• [Your goal]: Could you reproduce every entry as it stands, leaving the pictures behind?
*** Given records ***
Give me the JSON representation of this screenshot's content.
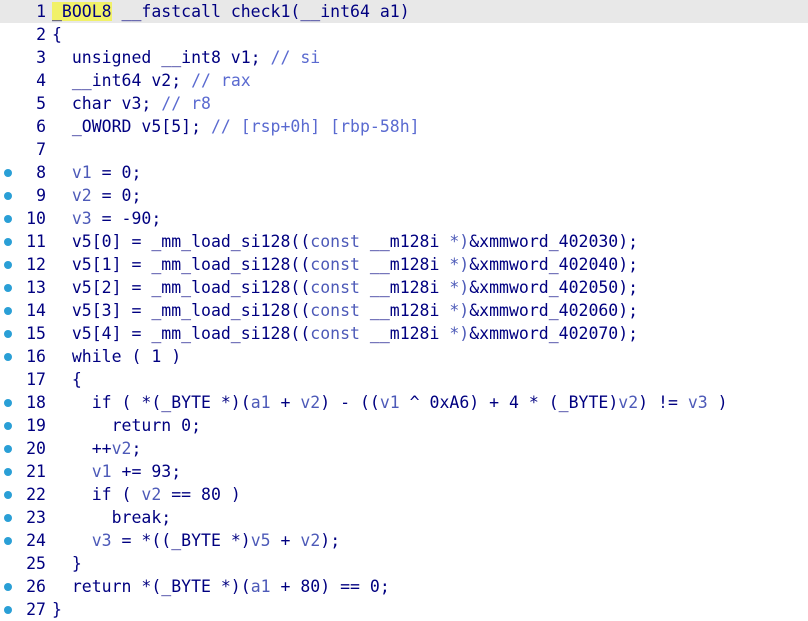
{
  "editor": {
    "lines": [
      {
        "num": "1",
        "bp": false,
        "tokens": [
          {
            "t": "_BOOL8",
            "c": "type-hl"
          },
          {
            "t": " __fastcall check1(__int64 a1)",
            "c": "plain"
          }
        ]
      },
      {
        "num": "2",
        "bp": false,
        "tokens": [
          {
            "t": "{",
            "c": "plain"
          }
        ]
      },
      {
        "num": "3",
        "bp": false,
        "tokens": [
          {
            "t": "  unsigned __int8 v1; ",
            "c": "plain"
          },
          {
            "t": "// si",
            "c": "comment"
          }
        ]
      },
      {
        "num": "4",
        "bp": false,
        "tokens": [
          {
            "t": "  __int64 v2; ",
            "c": "plain"
          },
          {
            "t": "// rax",
            "c": "comment"
          }
        ]
      },
      {
        "num": "5",
        "bp": false,
        "tokens": [
          {
            "t": "  char v3; ",
            "c": "plain"
          },
          {
            "t": "// r8",
            "c": "comment"
          }
        ]
      },
      {
        "num": "6",
        "bp": false,
        "tokens": [
          {
            "t": "  _OWORD v5[5]; ",
            "c": "plain"
          },
          {
            "t": "// [rsp+0h] [rbp-58h]",
            "c": "comment"
          }
        ]
      },
      {
        "num": "7",
        "bp": false,
        "tokens": [
          {
            "t": "",
            "c": "plain"
          }
        ]
      },
      {
        "num": "8",
        "bp": true,
        "tokens": [
          {
            "t": "  v1",
            "c": "var"
          },
          {
            "t": " = 0;",
            "c": "plain"
          }
        ]
      },
      {
        "num": "9",
        "bp": true,
        "tokens": [
          {
            "t": "  v2",
            "c": "var"
          },
          {
            "t": " = 0;",
            "c": "plain"
          }
        ]
      },
      {
        "num": "10",
        "bp": true,
        "tokens": [
          {
            "t": "  v3",
            "c": "var"
          },
          {
            "t": " = -90;",
            "c": "plain"
          }
        ]
      },
      {
        "num": "11",
        "bp": true,
        "tokens": [
          {
            "t": "  v5[0] = _mm_load_si128((",
            "c": "plain"
          },
          {
            "t": "const",
            "c": "var"
          },
          {
            "t": " __m128i ",
            "c": "plain"
          },
          {
            "t": "*)",
            "c": "var"
          },
          {
            "t": "&xmmword_402030);",
            "c": "plain"
          }
        ]
      },
      {
        "num": "12",
        "bp": true,
        "tokens": [
          {
            "t": "  v5[1] = _mm_load_si128((",
            "c": "plain"
          },
          {
            "t": "const",
            "c": "var"
          },
          {
            "t": " __m128i ",
            "c": "plain"
          },
          {
            "t": "*)",
            "c": "var"
          },
          {
            "t": "&xmmword_402040);",
            "c": "plain"
          }
        ]
      },
      {
        "num": "13",
        "bp": true,
        "tokens": [
          {
            "t": "  v5[2] = _mm_load_si128((",
            "c": "plain"
          },
          {
            "t": "const",
            "c": "var"
          },
          {
            "t": " __m128i ",
            "c": "plain"
          },
          {
            "t": "*)",
            "c": "var"
          },
          {
            "t": "&xmmword_402050);",
            "c": "plain"
          }
        ]
      },
      {
        "num": "14",
        "bp": true,
        "tokens": [
          {
            "t": "  v5[3] = _mm_load_si128((",
            "c": "plain"
          },
          {
            "t": "const",
            "c": "var"
          },
          {
            "t": " __m128i ",
            "c": "plain"
          },
          {
            "t": "*)",
            "c": "var"
          },
          {
            "t": "&xmmword_402060);",
            "c": "plain"
          }
        ]
      },
      {
        "num": "15",
        "bp": true,
        "tokens": [
          {
            "t": "  v5[4] = _mm_load_si128((",
            "c": "plain"
          },
          {
            "t": "const",
            "c": "var"
          },
          {
            "t": " __m128i ",
            "c": "plain"
          },
          {
            "t": "*)",
            "c": "var"
          },
          {
            "t": "&xmmword_402070);",
            "c": "plain"
          }
        ]
      },
      {
        "num": "16",
        "bp": true,
        "tokens": [
          {
            "t": "  while ( 1 )",
            "c": "plain"
          }
        ]
      },
      {
        "num": "17",
        "bp": false,
        "tokens": [
          {
            "t": "  {",
            "c": "plain"
          }
        ]
      },
      {
        "num": "18",
        "bp": true,
        "tokens": [
          {
            "t": "    if ( *(_BYTE *)(",
            "c": "plain"
          },
          {
            "t": "a1",
            "c": "var"
          },
          {
            "t": " + ",
            "c": "plain"
          },
          {
            "t": "v2",
            "c": "var"
          },
          {
            "t": ") - ((",
            "c": "plain"
          },
          {
            "t": "v1",
            "c": "var"
          },
          {
            "t": " ^ 0xA6) + 4 * (_BYTE)",
            "c": "plain"
          },
          {
            "t": "v2",
            "c": "var"
          },
          {
            "t": ") != ",
            "c": "plain"
          },
          {
            "t": "v3",
            "c": "var"
          },
          {
            "t": " )",
            "c": "plain"
          }
        ]
      },
      {
        "num": "19",
        "bp": true,
        "tokens": [
          {
            "t": "      return 0;",
            "c": "plain"
          }
        ]
      },
      {
        "num": "20",
        "bp": true,
        "tokens": [
          {
            "t": "    ++",
            "c": "plain"
          },
          {
            "t": "v2",
            "c": "var"
          },
          {
            "t": ";",
            "c": "plain"
          }
        ]
      },
      {
        "num": "21",
        "bp": true,
        "tokens": [
          {
            "t": "    ",
            "c": "plain"
          },
          {
            "t": "v1",
            "c": "var"
          },
          {
            "t": " += 93;",
            "c": "plain"
          }
        ]
      },
      {
        "num": "22",
        "bp": true,
        "tokens": [
          {
            "t": "    if ( ",
            "c": "plain"
          },
          {
            "t": "v2",
            "c": "var"
          },
          {
            "t": " == 80 )",
            "c": "plain"
          }
        ]
      },
      {
        "num": "23",
        "bp": true,
        "tokens": [
          {
            "t": "      break;",
            "c": "plain"
          }
        ]
      },
      {
        "num": "24",
        "bp": true,
        "tokens": [
          {
            "t": "    ",
            "c": "plain"
          },
          {
            "t": "v3",
            "c": "var"
          },
          {
            "t": " = *((_BYTE *)",
            "c": "plain"
          },
          {
            "t": "v5",
            "c": "var"
          },
          {
            "t": " + ",
            "c": "plain"
          },
          {
            "t": "v2",
            "c": "var"
          },
          {
            "t": ");",
            "c": "plain"
          }
        ]
      },
      {
        "num": "25",
        "bp": false,
        "tokens": [
          {
            "t": "  }",
            "c": "plain"
          }
        ]
      },
      {
        "num": "26",
        "bp": true,
        "tokens": [
          {
            "t": "  return *(_BYTE *)(",
            "c": "plain"
          },
          {
            "t": "a1",
            "c": "var"
          },
          {
            "t": " + 80) == 0;",
            "c": "plain"
          }
        ]
      },
      {
        "num": "27",
        "bp": true,
        "tokens": [
          {
            "t": "}",
            "c": "plain"
          }
        ]
      }
    ]
  }
}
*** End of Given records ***
• [Result]:
Give me the JSON representation of this screenshot's content.
{
  "editor": {
    "lines": [
      {
        "num": "1",
        "bp": false,
        "tokens": [
          {
            "t": "_BOOL8",
            "c": "type-hl"
          },
          {
            "t": " __fastcall check1(__int64 a1)",
            "c": "plain"
          }
        ]
      },
      {
        "num": "2",
        "bp": false,
        "tokens": [
          {
            "t": "{",
            "c": "plain"
          }
        ]
      },
      {
        "num": "3",
        "bp": false,
        "tokens": [
          {
            "t": "  unsigned __int8 v1; ",
            "c": "plain"
          },
          {
            "t": "// si",
            "c": "comment"
          }
        ]
      },
      {
        "num": "4",
        "bp": false,
        "tokens": [
          {
            "t": "  __int64 v2; ",
            "c": "plain"
          },
          {
            "t": "// rax",
            "c": "comment"
          }
        ]
      },
      {
        "num": "5",
        "bp": false,
        "tokens": [
          {
            "t": "  char v3; ",
            "c": "plain"
          },
          {
            "t": "// r8",
            "c": "comment"
          }
        ]
      },
      {
        "num": "6",
        "bp": false,
        "tokens": [
          {
            "t": "  _OWORD v5[5]; ",
            "c": "plain"
          },
          {
            "t": "// [rsp+0h] [rbp-58h]",
            "c": "comment"
          }
        ]
      },
      {
        "num": "7",
        "bp": false,
        "tokens": [
          {
            "t": "",
            "c": "plain"
          }
        ]
      },
      {
        "num": "8",
        "bp": true,
        "tokens": [
          {
            "t": "  v1",
            "c": "var"
          },
          {
            "t": " = 0;",
            "c": "plain"
          }
        ]
      },
      {
        "num": "9",
        "bp": true,
        "tokens": [
          {
            "t": "  v2",
            "c": "var"
          },
          {
            "t": " = 0;",
            "c": "plain"
          }
        ]
      },
      {
        "num": "10",
        "bp": true,
        "tokens": [
          {
            "t": "  v3",
            "c": "var"
          },
          {
            "t": " = -90;",
            "c": "plain"
          }
        ]
      },
      {
        "num": "11",
        "bp": true,
        "tokens": [
          {
            "t": "  v5[0] = _mm_load_si128((",
            "c": "plain"
          },
          {
            "t": "const",
            "c": "var"
          },
          {
            "t": " __m128i ",
            "c": "plain"
          },
          {
            "t": "*)",
            "c": "var"
          },
          {
            "t": "&xmmword_402030);",
            "c": "plain"
          }
        ]
      },
      {
        "num": "12",
        "bp": true,
        "tokens": [
          {
            "t": "  v5[1] = _mm_load_si128((",
            "c": "plain"
          },
          {
            "t": "const",
            "c": "var"
          },
          {
            "t": " __m128i ",
            "c": "plain"
          },
          {
            "t": "*)",
            "c": "var"
          },
          {
            "t": "&xmmword_402040);",
            "c": "plain"
          }
        ]
      },
      {
        "num": "13",
        "bp": true,
        "tokens": [
          {
            "t": "  v5[2] = _mm_load_si128((",
            "c": "plain"
          },
          {
            "t": "const",
            "c": "var"
          },
          {
            "t": " __m128i ",
            "c": "plain"
          },
          {
            "t": "*)",
            "c": "var"
          },
          {
            "t": "&xmmword_402050);",
            "c": "plain"
          }
        ]
      },
      {
        "num": "14",
        "bp": true,
        "tokens": [
          {
            "t": "  v5[3] = _mm_load_si128((",
            "c": "plain"
          },
          {
            "t": "const",
            "c": "var"
          },
          {
            "t": " __m128i ",
            "c": "plain"
          },
          {
            "t": "*)",
            "c": "var"
          },
          {
            "t": "&xmmword_402060);",
            "c": "plain"
          }
        ]
      },
      {
        "num": "15",
        "bp": true,
        "tokens": [
          {
            "t": "  v5[4] = _mm_load_si128((",
            "c": "plain"
          },
          {
            "t": "const",
            "c": "var"
          },
          {
            "t": " __m128i ",
            "c": "plain"
          },
          {
            "t": "*)",
            "c": "var"
          },
          {
            "t": "&xmmword_402070);",
            "c": "plain"
          }
        ]
      },
      {
        "num": "16",
        "bp": true,
        "tokens": [
          {
            "t": "  while ( 1 )",
            "c": "plain"
          }
        ]
      },
      {
        "num": "17",
        "bp": false,
        "tokens": [
          {
            "t": "  {",
            "c": "plain"
          }
        ]
      },
      {
        "num": "18",
        "bp": true,
        "tokens": [
          {
            "t": "    if ( *(_BYTE *)(",
            "c": "plain"
          },
          {
            "t": "a1",
            "c": "var"
          },
          {
            "t": " + ",
            "c": "plain"
          },
          {
            "t": "v2",
            "c": "var"
          },
          {
            "t": ") - ((",
            "c": "plain"
          },
          {
            "t": "v1",
            "c": "var"
          },
          {
            "t": " ^ 0xA6) + 4 * (_BYTE)",
            "c": "plain"
          },
          {
            "t": "v2",
            "c": "var"
          },
          {
            "t": ") != ",
            "c": "plain"
          },
          {
            "t": "v3",
            "c": "var"
          },
          {
            "t": " )",
            "c": "plain"
          }
        ]
      },
      {
        "num": "19",
        "bp": true,
        "tokens": [
          {
            "t": "      return 0;",
            "c": "plain"
          }
        ]
      },
      {
        "num": "20",
        "bp": true,
        "tokens": [
          {
            "t": "    ++",
            "c": "plain"
          },
          {
            "t": "v2",
            "c": "var"
          },
          {
            "t": ";",
            "c": "plain"
          }
        ]
      },
      {
        "num": "21",
        "bp": true,
        "tokens": [
          {
            "t": "    ",
            "c": "plain"
          },
          {
            "t": "v1",
            "c": "var"
          },
          {
            "t": " += 93;",
            "c": "plain"
          }
        ]
      },
      {
        "num": "22",
        "bp": true,
        "tokens": [
          {
            "t": "    if ( ",
            "c": "plain"
          },
          {
            "t": "v2",
            "c": "var"
          },
          {
            "t": " == 80 )",
            "c": "plain"
          }
        ]
      },
      {
        "num": "23",
        "bp": true,
        "tokens": [
          {
            "t": "      break;",
            "c": "plain"
          }
        ]
      },
      {
        "num": "24",
        "bp": true,
        "tokens": [
          {
            "t": "    ",
            "c": "plain"
          },
          {
            "t": "v3",
            "c": "var"
          },
          {
            "t": " = *((_BYTE *)",
            "c": "plain"
          },
          {
            "t": "v5",
            "c": "var"
          },
          {
            "t": " + ",
            "c": "plain"
          },
          {
            "t": "v2",
            "c": "var"
          },
          {
            "t": ");",
            "c": "plain"
          }
        ]
      },
      {
        "num": "25",
        "bp": false,
        "tokens": [
          {
            "t": "  }",
            "c": "plain"
          }
        ]
      },
      {
        "num": "26",
        "bp": true,
        "tokens": [
          {
            "t": "  return *(_BYTE *)(",
            "c": "plain"
          },
          {
            "t": "a1",
            "c": "var"
          },
          {
            "t": " + 80) == 0;",
            "c": "plain"
          }
        ]
      },
      {
        "num": "27",
        "bp": true,
        "tokens": [
          {
            "t": "}",
            "c": "plain"
          }
        ]
      }
    ]
  }
}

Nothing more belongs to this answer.